** Information provided follows **
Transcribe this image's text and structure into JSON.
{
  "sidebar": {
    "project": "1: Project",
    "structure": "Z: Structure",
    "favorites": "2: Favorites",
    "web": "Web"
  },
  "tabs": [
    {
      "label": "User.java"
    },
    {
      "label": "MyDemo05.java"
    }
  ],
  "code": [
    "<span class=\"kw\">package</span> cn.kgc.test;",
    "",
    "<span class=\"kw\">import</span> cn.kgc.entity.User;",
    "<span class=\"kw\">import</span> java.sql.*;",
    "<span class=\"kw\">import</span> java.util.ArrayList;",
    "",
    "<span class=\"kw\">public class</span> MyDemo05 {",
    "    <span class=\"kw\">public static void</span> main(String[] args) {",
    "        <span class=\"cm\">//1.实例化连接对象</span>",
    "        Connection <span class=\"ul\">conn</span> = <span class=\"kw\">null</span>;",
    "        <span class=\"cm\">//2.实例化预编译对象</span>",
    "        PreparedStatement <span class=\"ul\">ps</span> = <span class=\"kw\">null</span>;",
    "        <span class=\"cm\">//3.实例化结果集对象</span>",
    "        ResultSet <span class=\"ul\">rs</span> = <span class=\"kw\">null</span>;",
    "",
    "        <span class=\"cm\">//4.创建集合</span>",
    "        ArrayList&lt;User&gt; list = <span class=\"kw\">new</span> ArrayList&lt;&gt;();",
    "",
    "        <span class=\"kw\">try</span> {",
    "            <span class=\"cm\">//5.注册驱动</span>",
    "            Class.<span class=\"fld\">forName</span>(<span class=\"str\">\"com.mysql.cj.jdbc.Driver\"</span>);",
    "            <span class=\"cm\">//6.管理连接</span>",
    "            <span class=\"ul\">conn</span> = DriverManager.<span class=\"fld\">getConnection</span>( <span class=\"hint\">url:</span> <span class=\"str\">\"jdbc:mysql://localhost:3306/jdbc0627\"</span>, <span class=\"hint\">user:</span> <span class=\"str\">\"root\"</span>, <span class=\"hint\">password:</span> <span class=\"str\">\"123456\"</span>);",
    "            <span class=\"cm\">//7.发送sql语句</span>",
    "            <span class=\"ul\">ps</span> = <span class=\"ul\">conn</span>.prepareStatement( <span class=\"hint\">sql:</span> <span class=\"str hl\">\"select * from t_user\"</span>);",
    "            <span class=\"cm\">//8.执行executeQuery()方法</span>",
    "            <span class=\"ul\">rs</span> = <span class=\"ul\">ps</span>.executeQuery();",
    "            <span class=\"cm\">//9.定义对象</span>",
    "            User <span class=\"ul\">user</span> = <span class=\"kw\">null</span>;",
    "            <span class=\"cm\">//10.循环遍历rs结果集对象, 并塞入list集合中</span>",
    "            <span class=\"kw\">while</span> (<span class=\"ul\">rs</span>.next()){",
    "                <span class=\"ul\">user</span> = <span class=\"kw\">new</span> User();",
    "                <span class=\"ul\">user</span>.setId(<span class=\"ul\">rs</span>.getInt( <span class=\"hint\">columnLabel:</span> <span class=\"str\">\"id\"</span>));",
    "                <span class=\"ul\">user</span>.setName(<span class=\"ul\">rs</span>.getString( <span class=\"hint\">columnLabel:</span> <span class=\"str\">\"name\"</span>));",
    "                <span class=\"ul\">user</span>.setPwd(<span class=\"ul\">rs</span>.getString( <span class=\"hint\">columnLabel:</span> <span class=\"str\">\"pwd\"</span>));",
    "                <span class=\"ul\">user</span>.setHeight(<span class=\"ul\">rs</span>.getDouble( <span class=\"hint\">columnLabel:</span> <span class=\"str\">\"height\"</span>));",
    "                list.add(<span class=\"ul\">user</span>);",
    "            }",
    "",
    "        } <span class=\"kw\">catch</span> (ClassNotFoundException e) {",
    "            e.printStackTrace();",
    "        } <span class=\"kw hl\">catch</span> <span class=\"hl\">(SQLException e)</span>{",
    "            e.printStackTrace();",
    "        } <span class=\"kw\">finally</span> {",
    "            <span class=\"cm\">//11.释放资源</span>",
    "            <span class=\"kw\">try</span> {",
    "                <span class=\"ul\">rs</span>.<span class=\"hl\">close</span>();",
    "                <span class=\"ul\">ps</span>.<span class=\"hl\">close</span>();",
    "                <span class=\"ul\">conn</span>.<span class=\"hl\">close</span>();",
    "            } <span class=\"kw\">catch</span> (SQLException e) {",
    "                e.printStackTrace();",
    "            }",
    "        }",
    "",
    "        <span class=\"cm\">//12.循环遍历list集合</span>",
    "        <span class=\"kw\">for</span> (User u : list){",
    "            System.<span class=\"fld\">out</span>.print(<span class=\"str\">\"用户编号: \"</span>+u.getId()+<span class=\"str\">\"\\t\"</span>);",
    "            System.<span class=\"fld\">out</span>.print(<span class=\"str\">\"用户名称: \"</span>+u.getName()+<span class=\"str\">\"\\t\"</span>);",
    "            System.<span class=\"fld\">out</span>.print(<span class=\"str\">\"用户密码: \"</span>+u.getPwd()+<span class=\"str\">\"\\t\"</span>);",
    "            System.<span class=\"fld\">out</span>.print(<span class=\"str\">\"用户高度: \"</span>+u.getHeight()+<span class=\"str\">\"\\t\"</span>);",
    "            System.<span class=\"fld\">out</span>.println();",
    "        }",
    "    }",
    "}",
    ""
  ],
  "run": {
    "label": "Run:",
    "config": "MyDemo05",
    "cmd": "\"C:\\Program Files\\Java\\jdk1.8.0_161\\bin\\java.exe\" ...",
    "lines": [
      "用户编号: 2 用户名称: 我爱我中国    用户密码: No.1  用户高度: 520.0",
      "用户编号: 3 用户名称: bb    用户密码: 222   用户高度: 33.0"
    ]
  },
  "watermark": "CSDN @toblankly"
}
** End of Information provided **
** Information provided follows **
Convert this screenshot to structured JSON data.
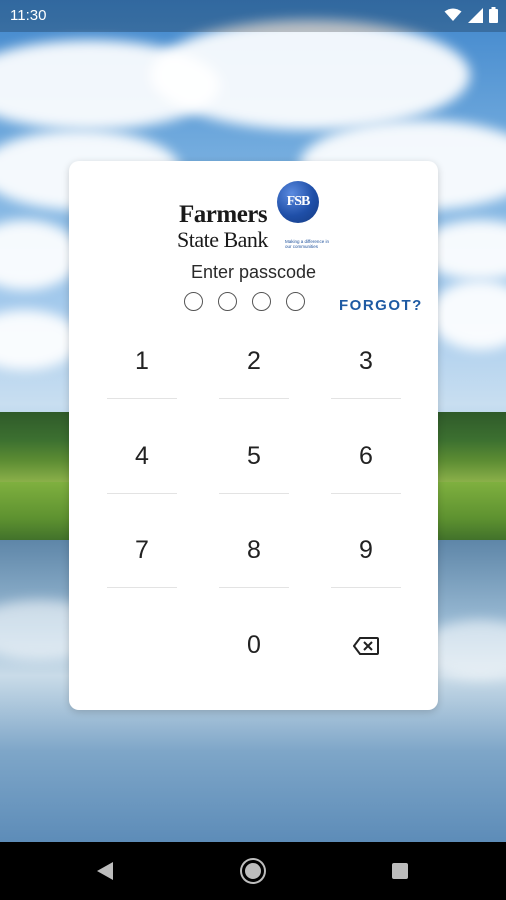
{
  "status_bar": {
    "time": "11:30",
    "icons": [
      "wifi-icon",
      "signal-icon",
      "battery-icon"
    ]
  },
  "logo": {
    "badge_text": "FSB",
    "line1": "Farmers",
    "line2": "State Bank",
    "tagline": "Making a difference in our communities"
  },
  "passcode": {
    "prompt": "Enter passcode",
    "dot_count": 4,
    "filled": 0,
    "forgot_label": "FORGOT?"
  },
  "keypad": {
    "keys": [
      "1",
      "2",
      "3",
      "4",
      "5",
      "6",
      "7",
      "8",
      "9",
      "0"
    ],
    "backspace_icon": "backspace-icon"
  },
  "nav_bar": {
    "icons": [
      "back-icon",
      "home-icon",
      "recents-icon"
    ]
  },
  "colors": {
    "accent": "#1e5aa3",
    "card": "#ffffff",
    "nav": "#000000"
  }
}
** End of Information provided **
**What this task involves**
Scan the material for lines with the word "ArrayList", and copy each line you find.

**Your solution**
    "<span class=\"kw\">import</span> java.util.ArrayList;",
    "        ArrayList&lt;User&gt; list = <span class=\"kw\">new</span> ArrayList&lt;&gt;();",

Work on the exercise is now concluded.